Walmart Cuts Some Overnight Shifts in Latest Streamlining Move
(Bloomberg) -- Walmart Inc. is cutting the graveyard shift in hundreds of stores while also expanding the use of a labor-saving product sorting machine -- the latest efforts by the world’s largest retailer to whittle down expenses across its sprawling U.S. operations.
The company is eliminating the overnight shift that restocks the aisles at about 300 stores, and will aim to transition those employees to other hours. The impacted stores are primarily smaller ones with lower annual sales or customer traffic. At the same time, Walmart’s expanding the use of a backroom conveyor system that takes boxes of products from trucks and scans them to speed their delivery to the shelves. The so-called “FAST Unloader” machine will be in 1,700 stores by the end of the year, up from 400 now.

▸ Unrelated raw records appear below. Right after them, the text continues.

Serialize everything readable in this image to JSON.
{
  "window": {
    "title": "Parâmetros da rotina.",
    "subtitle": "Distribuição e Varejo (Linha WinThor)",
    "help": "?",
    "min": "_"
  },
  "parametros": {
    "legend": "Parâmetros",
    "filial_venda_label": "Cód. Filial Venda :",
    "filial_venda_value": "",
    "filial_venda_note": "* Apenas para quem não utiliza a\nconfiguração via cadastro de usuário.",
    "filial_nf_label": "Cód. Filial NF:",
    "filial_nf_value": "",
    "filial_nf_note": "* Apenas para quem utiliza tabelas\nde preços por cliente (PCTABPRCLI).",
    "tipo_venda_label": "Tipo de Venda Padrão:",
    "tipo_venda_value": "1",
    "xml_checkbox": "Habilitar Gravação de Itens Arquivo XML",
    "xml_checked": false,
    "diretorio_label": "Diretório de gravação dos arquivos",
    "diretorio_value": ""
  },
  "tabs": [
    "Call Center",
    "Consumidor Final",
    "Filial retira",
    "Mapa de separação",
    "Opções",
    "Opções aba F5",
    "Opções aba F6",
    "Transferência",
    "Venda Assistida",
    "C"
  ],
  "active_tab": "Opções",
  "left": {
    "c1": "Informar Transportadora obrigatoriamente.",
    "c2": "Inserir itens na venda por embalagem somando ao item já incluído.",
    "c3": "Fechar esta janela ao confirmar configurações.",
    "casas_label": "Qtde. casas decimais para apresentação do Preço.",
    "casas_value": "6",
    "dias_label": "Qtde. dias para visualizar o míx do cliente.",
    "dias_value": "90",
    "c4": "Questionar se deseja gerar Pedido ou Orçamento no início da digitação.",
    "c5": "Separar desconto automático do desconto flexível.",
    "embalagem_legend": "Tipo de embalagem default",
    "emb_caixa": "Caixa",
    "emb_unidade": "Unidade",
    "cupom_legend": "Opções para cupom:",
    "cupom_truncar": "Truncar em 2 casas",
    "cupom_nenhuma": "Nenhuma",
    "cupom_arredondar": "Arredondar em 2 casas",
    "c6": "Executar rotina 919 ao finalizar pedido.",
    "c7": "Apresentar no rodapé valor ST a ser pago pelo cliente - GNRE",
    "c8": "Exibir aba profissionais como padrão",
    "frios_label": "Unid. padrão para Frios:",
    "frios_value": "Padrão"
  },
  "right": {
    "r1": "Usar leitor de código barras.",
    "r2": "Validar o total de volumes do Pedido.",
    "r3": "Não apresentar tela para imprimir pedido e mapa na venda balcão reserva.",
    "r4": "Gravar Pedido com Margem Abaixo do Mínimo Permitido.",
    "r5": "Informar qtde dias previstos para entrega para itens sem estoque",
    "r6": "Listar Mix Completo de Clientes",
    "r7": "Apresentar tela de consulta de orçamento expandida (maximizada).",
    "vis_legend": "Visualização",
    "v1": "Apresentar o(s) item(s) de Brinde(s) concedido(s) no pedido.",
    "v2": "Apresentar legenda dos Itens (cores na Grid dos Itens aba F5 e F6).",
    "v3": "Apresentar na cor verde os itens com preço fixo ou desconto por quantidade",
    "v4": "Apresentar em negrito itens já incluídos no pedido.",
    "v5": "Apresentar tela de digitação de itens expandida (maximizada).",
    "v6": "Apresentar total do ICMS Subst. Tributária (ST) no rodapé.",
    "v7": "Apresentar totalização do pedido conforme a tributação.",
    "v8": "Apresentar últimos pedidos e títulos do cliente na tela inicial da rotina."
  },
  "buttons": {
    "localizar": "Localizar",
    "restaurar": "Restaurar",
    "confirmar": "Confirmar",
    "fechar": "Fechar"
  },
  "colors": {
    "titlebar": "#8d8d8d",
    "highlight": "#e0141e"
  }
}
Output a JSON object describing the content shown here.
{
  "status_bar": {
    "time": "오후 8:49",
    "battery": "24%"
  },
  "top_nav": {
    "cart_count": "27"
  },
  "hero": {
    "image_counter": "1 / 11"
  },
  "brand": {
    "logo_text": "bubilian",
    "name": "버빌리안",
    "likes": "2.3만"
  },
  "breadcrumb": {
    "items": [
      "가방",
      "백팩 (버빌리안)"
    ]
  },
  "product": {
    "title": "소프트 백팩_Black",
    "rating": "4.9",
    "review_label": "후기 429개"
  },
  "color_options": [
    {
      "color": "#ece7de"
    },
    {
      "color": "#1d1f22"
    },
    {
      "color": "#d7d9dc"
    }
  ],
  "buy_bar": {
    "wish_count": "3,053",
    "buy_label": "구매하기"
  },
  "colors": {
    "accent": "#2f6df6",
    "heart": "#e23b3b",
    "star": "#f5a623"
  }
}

The moves show how Walmart, despite strong sales, is grappling to keep a lid on operating expenses -- especially as labor and transportation costs and e-commerce investments weigh on margins. The automation of everyday tasks like scrubbing floors and checking shelves for out-of-stock products can boost productivity and free employees up to interact with customers, Walmart has said.
Walmart’s 4,756 U.S. stores will see “lots more change,” U.S. Chief Executive Officer Greg Foran said at an October investor meeting. “Roles will change, how we work will change.”
Those changes include transitioning Walmart’s trademark store greeters to “customer hosts,” a role with broader responsibilities such as checking shopping carts for theft and handling refunds. That move prompted a wave of criticism as some disabled greeters feared they would lose their jobs if they couldn’t handle the additional duties. On Thursday night Foran addressed the issue, releasing a memo that promised to give those greeters more time to find a new job than the usual 60 days.
Foran’s memo spoke of his need to make “tougher choices related to the roles our associates play and how we staff our stores. I never make these lightly.”
Walmart’s U.S. chief has been making those choices for several years now, including a decision in 2018 to remove 3,500 co-manager positions along with cuts to its headquarters staff. The retailer has also added roles, such as the 37,000 workers who currently pick and pack orders for its online grocery pickup service, which is offered in more than 2,000 locations and will expand to another 1,000 stores this year. For eight consecutive quarters, Walmart’s U.S. sales growth has outpaced the rise of expenses like labor, a key metric that the company refers to as “leveraging expenses.”
Walmart has even adopted the zero-based budgeting approach popularized by companies such as Budweiser maker Anheuser-Busch InBev SA. The strategy asks managers to justify costs without regard to previous spending levels.
The elimination of overnight shifts is part of that broader belt-tightening, and it has precedent: In 2017, Foran cut the shifts from Walmart’s Neighborhood Market stores, which are roughly the same size as traditional supermarkets. At the time, Walmart said that associates who had worked the overnight shift “told us they liked the ability to move to day shift.”
“If someone wants to keep their overnight shift, we will work with nearby supercenters or distribution centers to see if there are options to better fit their schedules,” Walmart said at the time.
Cierra Harrington, a single mother, said her move off of the overnight shift wasn’t handled well, however. She had worked the overnight shift at the Walmart in Grantsboro, North Carolina for four years. In early December, she said the 25-person overnight shift was called in to a meeting and told that they had to transition to daytime hours.
Harrington’s new assigned shift was 4 a.m. to 1 p.m. -- a time slot she couldn’t manage because it would leave her 4-year-old daughter unattended. So she quit, and now works as a tax preparer.
The company should have allowed for more flexibility, since “it’s not our fault that our overnight positions are going away,” Harrington, 22, said.
Walmart said it expects 95 percent of employees impacted by the change to find new jobs with the company.
“As we continue to focus on making sure our associates are working when and where our customers need them most, we’re shifting some overnight work to daytime hours,” Justin Rushing, a Walmart spokesman, said in response to questions from Bloomberg. “By shifting these hours, we’re able to make sure more associates are on the floor during peak customer times, resulting in better customer service.”
The unloading machines, meanwhile, reduce the number of people needed to unpack trucks and will help move products out of backrooms faster. The system prioritizes items that are currently out of stock, a vexing problem that Foran addressed at a meeting of Walmart’s suppliers this week.
“We are not even close to where we want to be” when it comes to in-stock levels, Foran said at the meeting, according to notes taken by two people who attended and who declined to be identified as the meeting wasn’t public.
©2019 Bloomberg L.P.